▶ [Exercise data]:
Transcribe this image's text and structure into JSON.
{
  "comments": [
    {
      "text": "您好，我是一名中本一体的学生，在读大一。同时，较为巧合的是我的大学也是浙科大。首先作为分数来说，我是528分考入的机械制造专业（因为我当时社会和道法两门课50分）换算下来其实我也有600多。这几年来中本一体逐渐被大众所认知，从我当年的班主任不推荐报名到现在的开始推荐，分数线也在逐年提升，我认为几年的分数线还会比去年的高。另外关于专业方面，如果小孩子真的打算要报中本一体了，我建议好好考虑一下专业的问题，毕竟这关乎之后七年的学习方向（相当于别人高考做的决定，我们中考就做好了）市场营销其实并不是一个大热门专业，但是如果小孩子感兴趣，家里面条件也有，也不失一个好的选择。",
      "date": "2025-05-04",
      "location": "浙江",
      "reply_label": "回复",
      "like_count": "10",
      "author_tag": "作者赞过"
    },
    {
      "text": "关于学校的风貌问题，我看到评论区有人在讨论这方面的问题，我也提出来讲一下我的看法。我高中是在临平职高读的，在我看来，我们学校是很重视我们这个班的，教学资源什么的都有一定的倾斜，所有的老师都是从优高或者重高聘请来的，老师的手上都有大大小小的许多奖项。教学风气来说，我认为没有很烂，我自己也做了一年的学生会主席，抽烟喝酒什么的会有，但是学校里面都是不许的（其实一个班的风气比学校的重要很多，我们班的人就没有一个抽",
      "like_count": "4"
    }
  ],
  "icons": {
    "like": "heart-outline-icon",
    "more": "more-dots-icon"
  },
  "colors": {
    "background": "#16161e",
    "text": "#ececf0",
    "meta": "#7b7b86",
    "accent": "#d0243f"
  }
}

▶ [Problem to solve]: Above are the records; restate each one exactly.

▶ [Solved problem]:
Transcribe this image's text and structure into JSON.
{
  "comments": [
    {
      "text": "您好，我是一名中本一体的学生，在读大一。同时，较为巧合的是我的大学也是浙科大。首先作为分数来说，我是528分考入的机械制造专业（因为我当时社会和道法两门课50分）换算下来其实我也有600多。这几年来中本一体逐渐被大众所认知，从我当年的班主任不推荐报名到现在的开始推荐，分数线也在逐年提升，我认为几年的分数线还会比去年的高。另外关于专业方面，如果小孩子真的打算要报中本一体了，我建议好好考虑一下专业的问题，毕竟这关乎之后七年的学习方向（相当于别人高考做的决定，我们中考就做好了）市场营销其实并不是一个大热门专业，但是如果小孩子感兴趣，家里面条件也有，也不失一个好的选择。",
      "date": "2025-05-04",
      "location": "浙江",
      "reply_label": "回复",
      "like_count": "10",
      "author_tag": "作者赞过"
    },
    {
      "text": "关于学校的风貌问题，我看到评论区有人在讨论这方面的问题，我也提出来讲一下我的看法。我高中是在临平职高读的，在我看来，我们学校是很重视我们这个班的，教学资源什么的都有一定的倾斜，所有的老师都是从优高或者重高聘请来的，老师的手上都有大大小小的许多奖项。教学风气来说，我认为没有很烂，我自己也做了一年的学生会主席，抽烟喝酒什么的会有，但是学校里面都是不许的（其实一个班的风气比学校的重要很多，我们班的人就没有一个抽",
      "like_count": "4"
    }
  ],
  "icons": {
    "like": "heart-outline-icon",
    "more": "more-dots-icon"
  },
  "colors": {
    "background": "#16161e",
    "text": "#ececf0",
    "meta": "#7b7b86",
    "accent": "#d0243f"
  }
}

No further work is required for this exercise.